He practised as a base grade social worker at Elizabeth in the Department of Community Welfare for 10 years before entering the seminary. He was ordained a Catholic priest in 1984 (“I still say mass in the cathedral and do the occasional wedding”).
As Chairman and then Commissioner of the South Australian Government’s Social Inclusion Unit from 2002 to 2011, Monsignor Cappo oversaw policies which reduced ‘rough sleeping’ in inner city Adelaide by 50 per cent, raised school retention rates to 84 per cent in 2010 from 67 per cent a decade earlier, and saw the transformation of disability and mental health systems.
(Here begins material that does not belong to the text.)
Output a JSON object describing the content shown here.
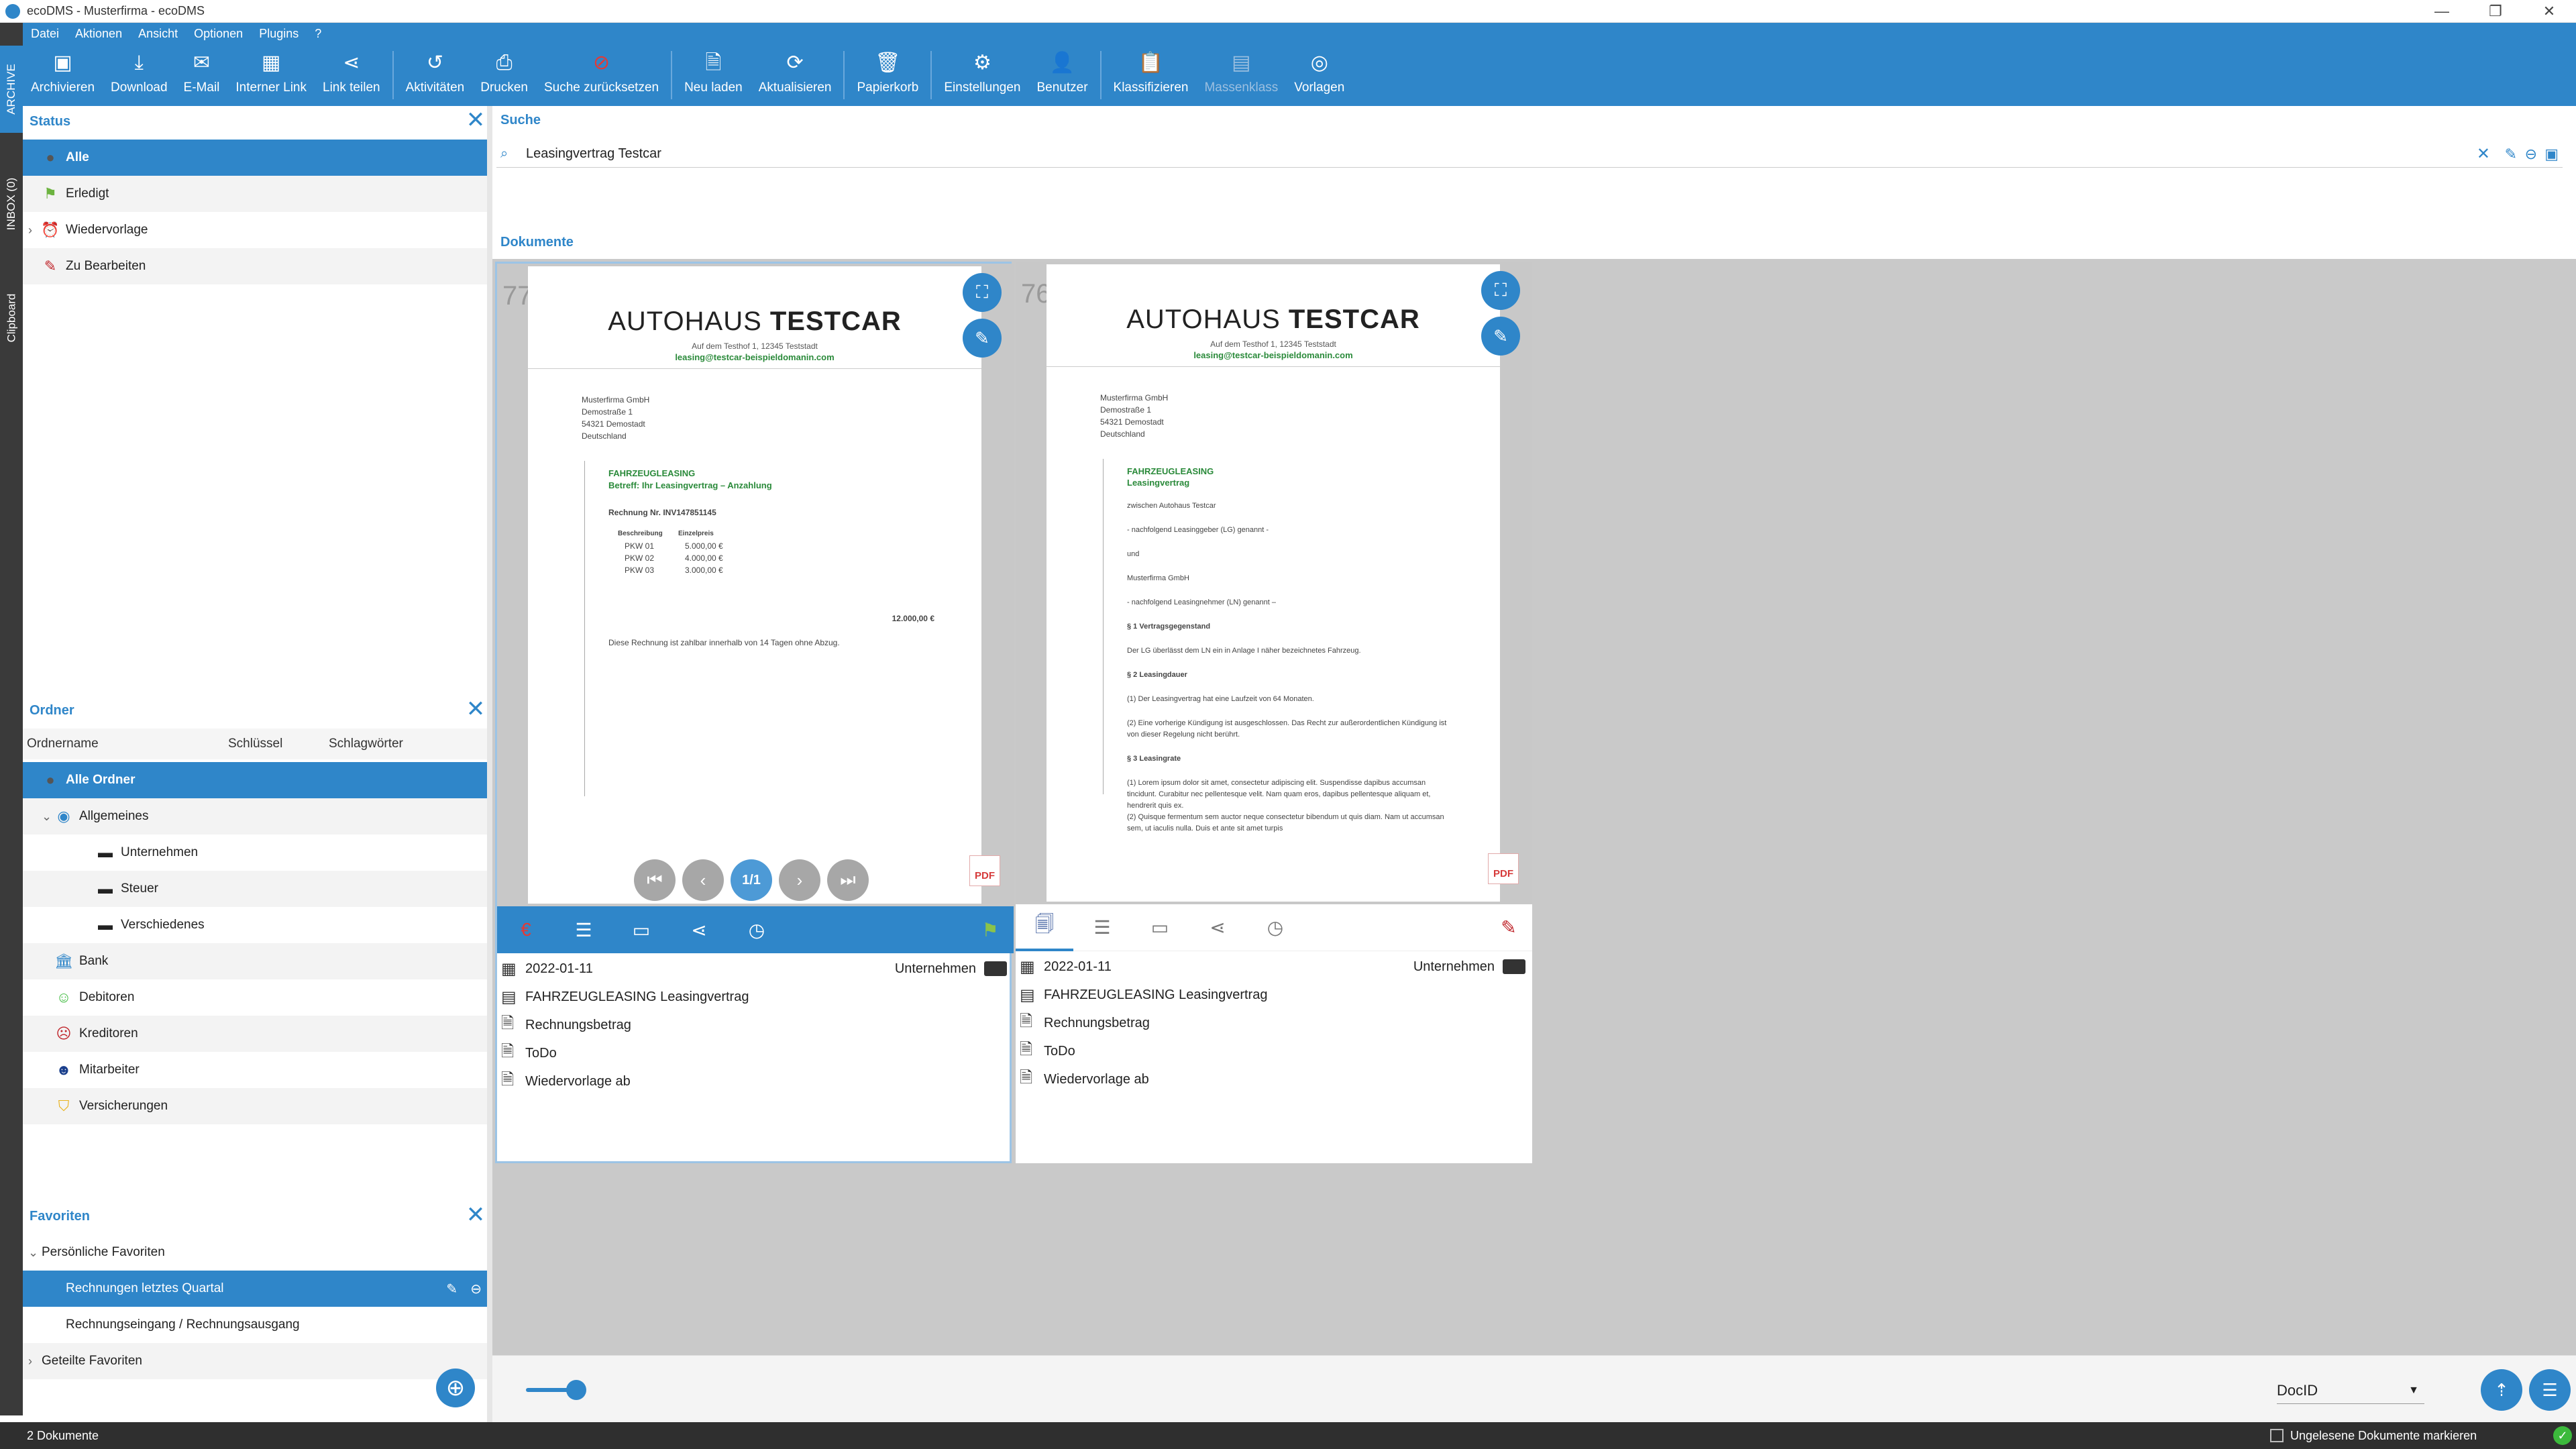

“The Unit achieved really good outcomes and the book will examine how we did it, the innovations in governance – the ‘joined-up’ work of bringing together a whole range of different programs in different departments into the one plan,” he said.
It is an approach he is sharing as part of his work as a consultant working with community organisations in Brooklyn in New York City.
“We’re dealing with incredibly disadvantaged communities where there’s 50 per cent unemployment, massive crime issues, people who have given up hope.
“One of the approaches is to target the most chaotic families. Instead of looking at all the problems, you look at the hundred families that are the high-end users of emergency departments, police, courts, all the community systems.
“Some of these families have more than 30 different agencies involved with them and yet most of those agencies wouldn’t be talking to each other.”
Monsignor Cappo said an integrated approach can not only act as a circuit breaker for the families involved, helping them to break the cycle of intergenerational poverty – it made sense economically.
“If you can bring stability to that group, you’re actually having an impact on the wider community. How much money is going into policing, the courts, social services?
“I had a meeting with senior people in the Federal Reserve in New York. Their message to me was that economic and social policies have to come together far more significantly than they have ever done before.”
In addition to social policy research, Monsignor Cappo will teach in the Master of Social Work program this semester.
“I was delighted to accept the appointment at Flinders because I’m in a context here of cutting-edge thinking. There are people in a range of disciplines here and you’ve got a lot of interdisciplinary thinking going on.
“It’s not just social policy: it’s economics, it’s politics, there are all these interconnections here and that’s where the policy thinking of the future is headed.
“If you’re not bringing the strands together, you won’t be able to solve some of the major economic and social problems of the future.”